**** Extracted data

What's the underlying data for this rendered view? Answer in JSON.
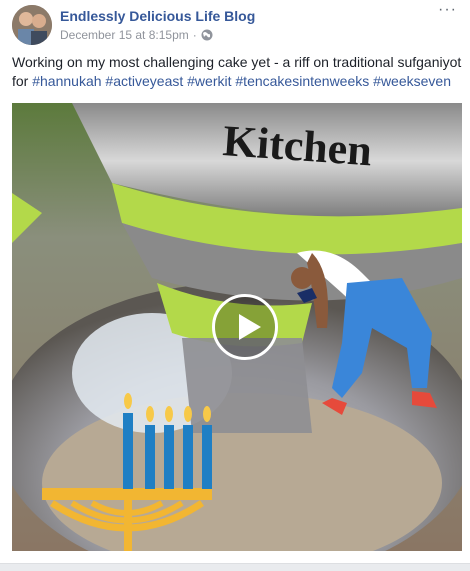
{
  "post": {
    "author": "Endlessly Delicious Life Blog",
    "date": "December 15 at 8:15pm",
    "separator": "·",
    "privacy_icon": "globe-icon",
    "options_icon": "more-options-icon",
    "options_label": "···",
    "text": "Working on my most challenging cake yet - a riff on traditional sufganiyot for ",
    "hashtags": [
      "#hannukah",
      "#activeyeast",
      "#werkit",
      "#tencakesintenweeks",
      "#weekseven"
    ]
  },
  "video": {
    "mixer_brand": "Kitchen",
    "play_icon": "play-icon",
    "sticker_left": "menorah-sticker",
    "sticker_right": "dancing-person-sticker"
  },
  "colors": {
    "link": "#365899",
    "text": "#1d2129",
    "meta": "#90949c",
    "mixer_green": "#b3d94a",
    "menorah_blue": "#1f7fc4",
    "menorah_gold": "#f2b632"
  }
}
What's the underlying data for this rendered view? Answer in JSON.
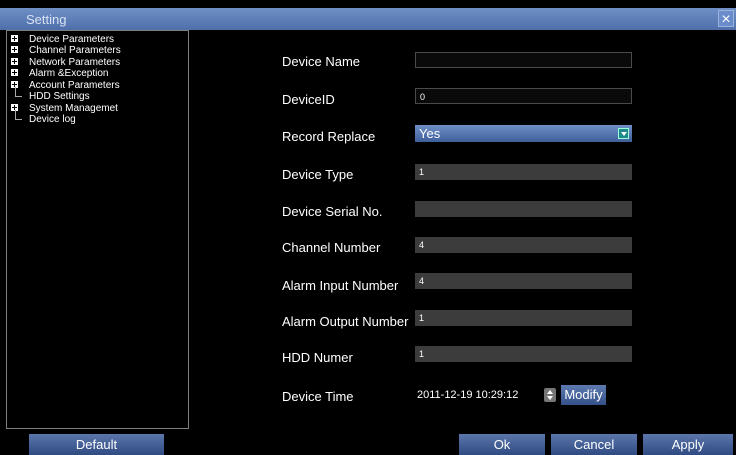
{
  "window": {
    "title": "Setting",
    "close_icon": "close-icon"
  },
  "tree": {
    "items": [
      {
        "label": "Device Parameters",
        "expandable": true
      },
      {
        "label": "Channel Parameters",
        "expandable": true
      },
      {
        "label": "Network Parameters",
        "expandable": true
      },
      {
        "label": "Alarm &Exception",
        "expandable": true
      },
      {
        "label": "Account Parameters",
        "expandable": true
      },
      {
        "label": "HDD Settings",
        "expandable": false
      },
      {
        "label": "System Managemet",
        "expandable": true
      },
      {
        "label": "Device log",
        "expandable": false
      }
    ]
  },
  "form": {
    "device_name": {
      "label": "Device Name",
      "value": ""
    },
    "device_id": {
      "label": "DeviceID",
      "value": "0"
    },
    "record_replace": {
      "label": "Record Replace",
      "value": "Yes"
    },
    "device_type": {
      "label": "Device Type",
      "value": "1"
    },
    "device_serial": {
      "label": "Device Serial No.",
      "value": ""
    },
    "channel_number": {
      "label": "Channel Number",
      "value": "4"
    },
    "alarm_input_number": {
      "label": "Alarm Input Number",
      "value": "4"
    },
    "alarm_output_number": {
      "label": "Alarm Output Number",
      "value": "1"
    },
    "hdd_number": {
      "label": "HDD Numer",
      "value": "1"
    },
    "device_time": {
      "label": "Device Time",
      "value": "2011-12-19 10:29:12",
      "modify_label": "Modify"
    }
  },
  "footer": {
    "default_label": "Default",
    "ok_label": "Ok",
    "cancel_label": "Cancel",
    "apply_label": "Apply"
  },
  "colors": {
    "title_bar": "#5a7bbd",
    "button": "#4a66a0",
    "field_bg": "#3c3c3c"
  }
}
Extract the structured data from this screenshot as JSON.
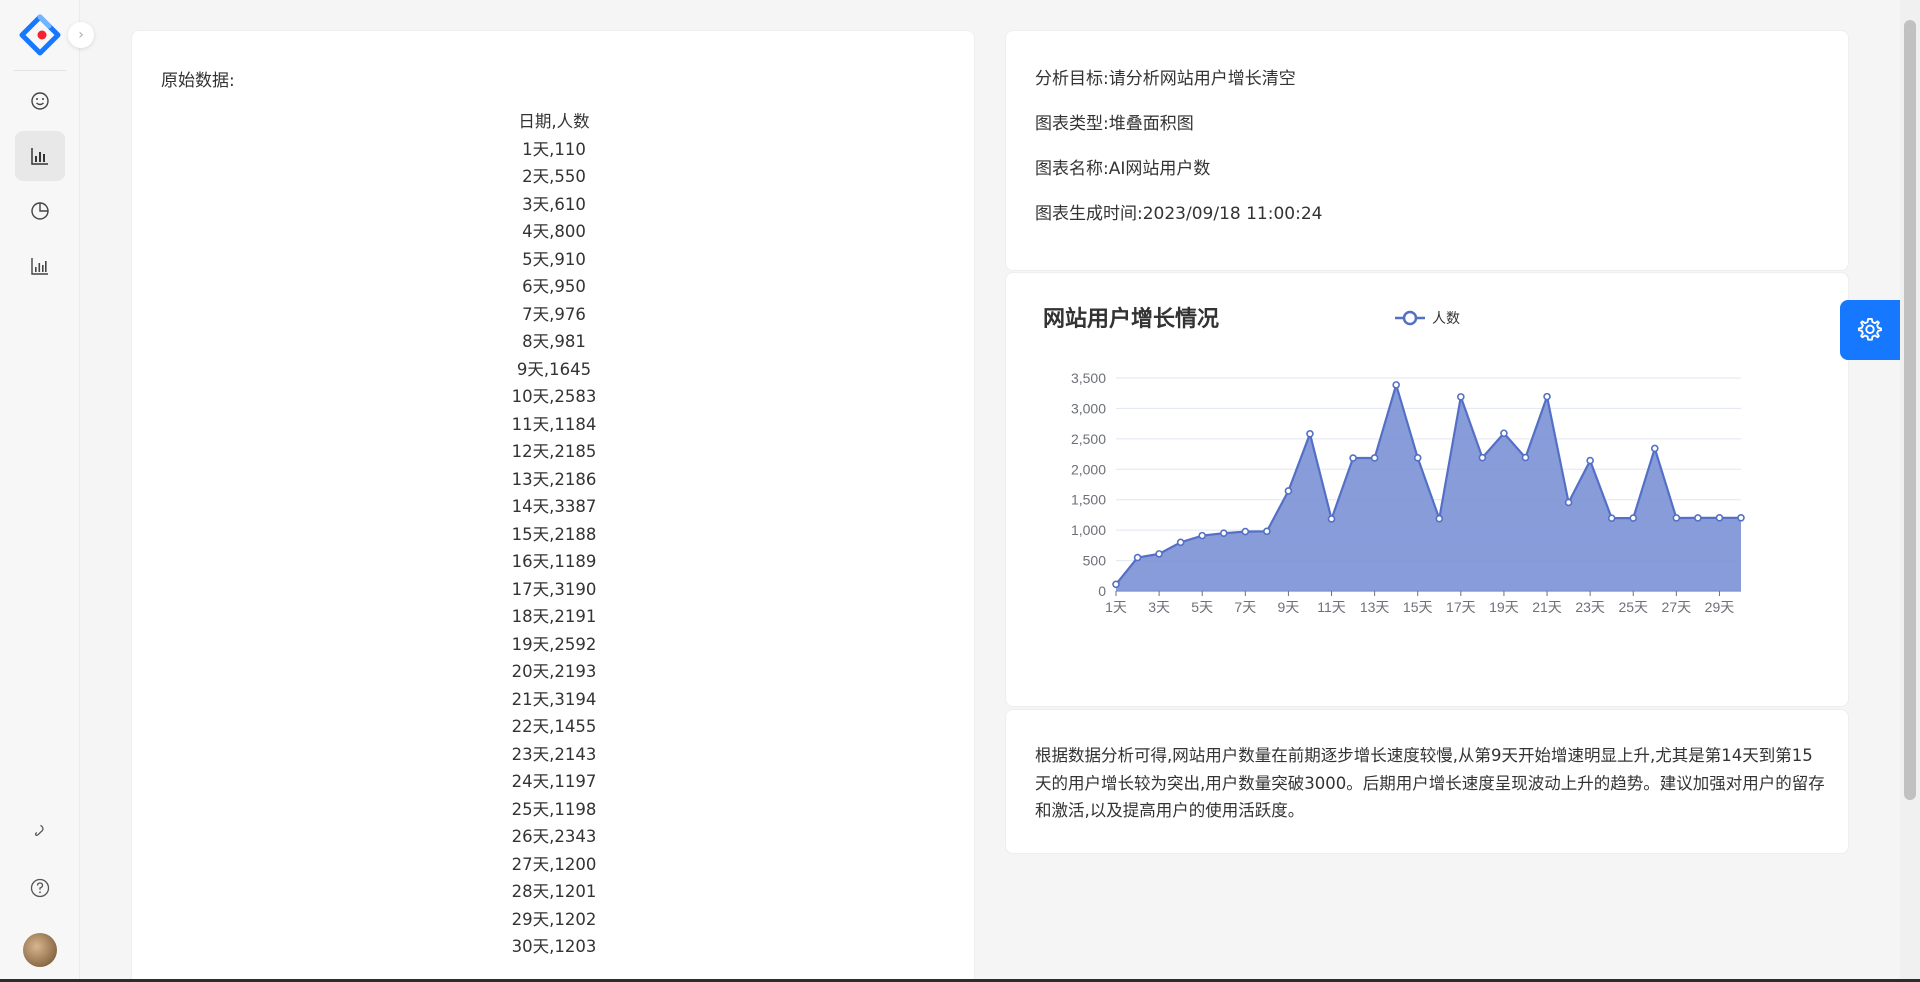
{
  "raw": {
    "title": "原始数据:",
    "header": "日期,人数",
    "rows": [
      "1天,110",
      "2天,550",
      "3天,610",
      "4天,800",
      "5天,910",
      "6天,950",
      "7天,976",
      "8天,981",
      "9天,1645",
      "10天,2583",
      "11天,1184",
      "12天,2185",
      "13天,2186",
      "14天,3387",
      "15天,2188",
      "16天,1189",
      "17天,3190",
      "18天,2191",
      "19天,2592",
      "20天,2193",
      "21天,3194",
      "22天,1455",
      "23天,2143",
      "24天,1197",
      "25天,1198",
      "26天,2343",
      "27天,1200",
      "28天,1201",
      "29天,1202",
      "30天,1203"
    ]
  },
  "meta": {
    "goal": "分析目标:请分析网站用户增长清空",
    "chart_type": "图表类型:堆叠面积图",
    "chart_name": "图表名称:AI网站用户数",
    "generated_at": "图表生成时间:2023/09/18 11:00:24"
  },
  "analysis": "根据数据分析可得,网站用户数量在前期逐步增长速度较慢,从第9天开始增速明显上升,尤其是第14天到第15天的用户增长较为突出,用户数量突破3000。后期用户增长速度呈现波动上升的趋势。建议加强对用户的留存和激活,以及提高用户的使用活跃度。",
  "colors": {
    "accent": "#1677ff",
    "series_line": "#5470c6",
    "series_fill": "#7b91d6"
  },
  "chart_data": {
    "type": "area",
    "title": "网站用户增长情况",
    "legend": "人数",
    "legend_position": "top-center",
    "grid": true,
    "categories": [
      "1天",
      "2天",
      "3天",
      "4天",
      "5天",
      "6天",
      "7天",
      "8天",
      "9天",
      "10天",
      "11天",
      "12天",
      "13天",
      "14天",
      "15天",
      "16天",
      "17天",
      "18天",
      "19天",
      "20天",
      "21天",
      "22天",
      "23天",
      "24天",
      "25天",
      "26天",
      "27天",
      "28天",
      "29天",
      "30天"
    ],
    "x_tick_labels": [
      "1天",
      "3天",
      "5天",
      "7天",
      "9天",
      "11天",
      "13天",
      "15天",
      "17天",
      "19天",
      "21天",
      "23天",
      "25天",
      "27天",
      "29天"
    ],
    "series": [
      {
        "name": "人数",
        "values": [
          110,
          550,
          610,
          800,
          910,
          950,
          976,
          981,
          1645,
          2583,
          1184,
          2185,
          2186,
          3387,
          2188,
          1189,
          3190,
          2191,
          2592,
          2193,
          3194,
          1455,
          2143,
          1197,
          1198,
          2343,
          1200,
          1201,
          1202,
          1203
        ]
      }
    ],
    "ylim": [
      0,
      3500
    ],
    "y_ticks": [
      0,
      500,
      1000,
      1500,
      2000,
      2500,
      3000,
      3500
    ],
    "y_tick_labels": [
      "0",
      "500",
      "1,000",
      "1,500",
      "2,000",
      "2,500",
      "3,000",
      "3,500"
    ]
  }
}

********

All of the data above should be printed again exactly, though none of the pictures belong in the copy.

What's the underlying data for this rendered view? Answer in JSON.
{
  "post": {
    "author": "Endlessly Delicious Life Blog",
    "date": "December 15 at 8:15pm",
    "separator": "·",
    "privacy_icon": "globe-icon",
    "options_icon": "more-options-icon",
    "options_label": "···",
    "text": "Working on my most challenging cake yet - a riff on traditional sufganiyot for ",
    "hashtags": [
      "#hannukah",
      "#activeyeast",
      "#werkit",
      "#tencakesintenweeks",
      "#weekseven"
    ]
  },
  "video": {
    "mixer_brand": "Kitchen",
    "play_icon": "play-icon",
    "sticker_left": "menorah-sticker",
    "sticker_right": "dancing-person-sticker"
  },
  "colors": {
    "link": "#365899",
    "text": "#1d2129",
    "meta": "#90949c",
    "mixer_green": "#b3d94a",
    "menorah_blue": "#1f7fc4",
    "menorah_gold": "#f2b632"
  }
}
What's the underlying data for this rendered view? Answer in JSON.
{
  "window": {
    "title": "Setting",
    "close_icon": "close-icon"
  },
  "tree": {
    "items": [
      {
        "label": "Device Parameters",
        "expandable": true
      },
      {
        "label": "Channel Parameters",
        "expandable": true
      },
      {
        "label": "Network Parameters",
        "expandable": true
      },
      {
        "label": "Alarm &Exception",
        "expandable": true
      },
      {
        "label": "Account Parameters",
        "expandable": true
      },
      {
        "label": "HDD Settings",
        "expandable": false
      },
      {
        "label": "System Managemet",
        "expandable": true
      },
      {
        "label": "Device log",
        "expandable": false
      }
    ]
  },
  "form": {
    "device_name": {
      "label": "Device Name",
      "value": ""
    },
    "device_id": {
      "label": "DeviceID",
      "value": "0"
    },
    "record_replace": {
      "label": "Record Replace",
      "value": "Yes"
    },
    "device_type": {
      "label": "Device Type",
      "value": "1"
    },
    "device_serial": {
      "label": "Device Serial No.",
      "value": ""
    },
    "channel_number": {
      "label": "Channel Number",
      "value": "4"
    },
    "alarm_input_number": {
      "label": "Alarm Input Number",
      "value": "4"
    },
    "alarm_output_number": {
      "label": "Alarm Output Number",
      "value": "1"
    },
    "hdd_number": {
      "label": "HDD Numer",
      "value": "1"
    },
    "device_time": {
      "label": "Device Time",
      "value": "2011-12-19 10:29:12",
      "modify_label": "Modify"
    }
  },
  "footer": {
    "default_label": "Default",
    "ok_label": "Ok",
    "cancel_label": "Cancel",
    "apply_label": "Apply"
  },
  "colors": {
    "title_bar": "#5a7bbd",
    "button": "#4a66a0",
    "field_bg": "#3c3c3c"
  }
}
Extract the structured data from this screenshot as JSON.
{
  "raw": {
    "title": "原始数据:",
    "header": "日期,人数",
    "rows": [
      "1天,110",
      "2天,550",
      "3天,610",
      "4天,800",
      "5天,910",
      "6天,950",
      "7天,976",
      "8天,981",
      "9天,1645",
      "10天,2583",
      "11天,1184",
      "12天,2185",
      "13天,2186",
      "14天,3387",
      "15天,2188",
      "16天,1189",
      "17天,3190",
      "18天,2191",
      "19天,2592",
      "20天,2193",
      "21天,3194",
      "22天,1455",
      "23天,2143",
      "24天,1197",
      "25天,1198",
      "26天,2343",
      "27天,1200",
      "28天,1201",
      "29天,1202",
      "30天,1203"
    ]
  },
  "meta": {
    "goal": "分析目标:请分析网站用户增长清空",
    "chart_type": "图表类型:堆叠面积图",
    "chart_name": "图表名称:AI网站用户数",
    "generated_at": "图表生成时间:2023/09/18 11:00:24"
  },
  "analysis": "根据数据分析可得,网站用户数量在前期逐步增长速度较慢,从第9天开始增速明显上升,尤其是第14天到第15天的用户增长较为突出,用户数量突破3000。后期用户增长速度呈现波动上升的趋势。建议加强对用户的留存和激活,以及提高用户的使用活跃度。",
  "colors": {
    "accent": "#1677ff",
    "series_line": "#5470c6",
    "series_fill": "#7b91d6"
  },
  "chart_data": {
    "type": "area",
    "title": "网站用户增长情况",
    "legend": "人数",
    "legend_position": "top-center",
    "grid": true,
    "categories": [
      "1天",
      "2天",
      "3天",
      "4天",
      "5天",
      "6天",
      "7天",
      "8天",
      "9天",
      "10天",
      "11天",
      "12天",
      "13天",
      "14天",
      "15天",
      "16天",
      "17天",
      "18天",
      "19天",
      "20天",
      "21天",
      "22天",
      "23天",
      "24天",
      "25天",
      "26天",
      "27天",
      "28天",
      "29天",
      "30天"
    ],
    "x_tick_labels": [
      "1天",
      "3天",
      "5天",
      "7天",
      "9天",
      "11天",
      "13天",
      "15天",
      "17天",
      "19天",
      "21天",
      "23天",
      "25天",
      "27天",
      "29天"
    ],
    "series": [
      {
        "name": "人数",
        "values": [
          110,
          550,
          610,
          800,
          910,
          950,
          976,
          981,
          1645,
          2583,
          1184,
          2185,
          2186,
          3387,
          2188,
          1189,
          3190,
          2191,
          2592,
          2193,
          3194,
          1455,
          2143,
          1197,
          1198,
          2343,
          1200,
          1201,
          1202,
          1203
        ]
      }
    ],
    "ylim": [
      0,
      3500
    ],
    "y_ticks": [
      0,
      500,
      1000,
      1500,
      2000,
      2500,
      3000,
      3500
    ],
    "y_tick_labels": [
      "0",
      "500",
      "1,000",
      "1,500",
      "2,000",
      "2,500",
      "3,000",
      "3,500"
    ]
  }
}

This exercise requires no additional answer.